Over the past decade, copyright holders have successfully shut down scores of Web sites and file‐sharing services in a quixotic effort to halt the illicit circulation of movies, music and software online. None of it has made a dent in overall levels of piracy, and bills like the Stop Online Piracy Act (SOPA) and Protect Intellectual Property Act are unlikely to fare any better.
Conscripting search engines, Internet service providers and advertisers as online copyright cops — as these bills propose — may not effectively choke off access to supposed “rogue sites” overseas, but it does threaten innovation by imposing new burdens on U.S. start‐ups and scaring investors away from cloud storage services and new platforms for user‐generated content. That also makes these laws open to abuse, since any platform that lets creators circumvent industry‐controlled distribution channels will inevitably facilitate some copyright infringement. If the companies behind SOPA had their way, the government would have killed off the VCR and the MP3 player as well.
Worse, the two bills threaten free expression by bluntly condemning whole Web domains and online platforms — infringing content and protected speech alike — on the basis of streamlined, one‐sided hearings that make a mockery of due process. The government would essentially claim the right to choke off traffic and revenue to entire sites, without ever having to try or convict its owners of any crime. It should be no surprise that similar domestic authority has already led to sites being wrongfully shuttered.
Copyright owners already have many mechanisms at their disposal to go after pirate sites — and perhaps they should have others that properly respect due process, like those laid out in the OPEN Act sponsored by Senator Ron Wyden and Representative Darrell Issa. But we should bear in mind two important facts: First, though copyright industries have concocted some truly absurd statistics purporting to show apocalyptic harms from piracy, by any objective measure they remain extraordinarily healthy. Second, whatever Congress does now, it is only ever going to get easier to copy and circulate information online. As our own State Department recognizes when it comes to regimes like Iran’s, building an “information curtain” is a “very expensive endeavor” that’s “bound to fail in today’s increasingly interactive world.”

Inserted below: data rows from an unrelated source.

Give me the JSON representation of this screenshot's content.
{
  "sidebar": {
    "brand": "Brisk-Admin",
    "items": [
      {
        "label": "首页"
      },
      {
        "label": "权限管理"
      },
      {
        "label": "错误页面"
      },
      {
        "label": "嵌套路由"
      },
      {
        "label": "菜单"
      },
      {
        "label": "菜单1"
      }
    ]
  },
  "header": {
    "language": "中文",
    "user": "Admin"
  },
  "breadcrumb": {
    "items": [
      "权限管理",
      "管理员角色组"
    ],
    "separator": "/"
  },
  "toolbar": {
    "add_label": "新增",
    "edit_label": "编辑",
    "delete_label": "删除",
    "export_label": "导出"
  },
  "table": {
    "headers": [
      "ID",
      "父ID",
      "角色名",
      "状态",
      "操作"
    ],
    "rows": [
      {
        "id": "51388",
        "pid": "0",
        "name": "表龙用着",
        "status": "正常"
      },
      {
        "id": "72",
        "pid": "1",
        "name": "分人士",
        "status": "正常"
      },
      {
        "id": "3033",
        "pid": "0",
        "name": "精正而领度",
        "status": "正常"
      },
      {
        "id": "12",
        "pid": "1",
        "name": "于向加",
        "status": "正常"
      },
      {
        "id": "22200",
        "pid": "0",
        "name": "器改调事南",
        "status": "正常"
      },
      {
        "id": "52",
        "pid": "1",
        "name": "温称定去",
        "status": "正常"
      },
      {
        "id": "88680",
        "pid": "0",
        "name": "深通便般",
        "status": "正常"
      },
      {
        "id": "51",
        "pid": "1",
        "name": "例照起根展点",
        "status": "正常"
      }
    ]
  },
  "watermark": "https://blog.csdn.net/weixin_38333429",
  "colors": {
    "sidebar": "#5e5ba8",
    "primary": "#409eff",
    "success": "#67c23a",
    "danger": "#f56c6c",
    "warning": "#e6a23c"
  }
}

As the success of services like Hulu and Netflix suggests, consumers are only too happy to pay for content that’s made available in a convenient form, and at a reasonable price. If the content industries want a genuinely effective way to reduce global piracy, they should spend less time and money lobbying for new regulations, and focus on providing innovative services that make piracy unattractive.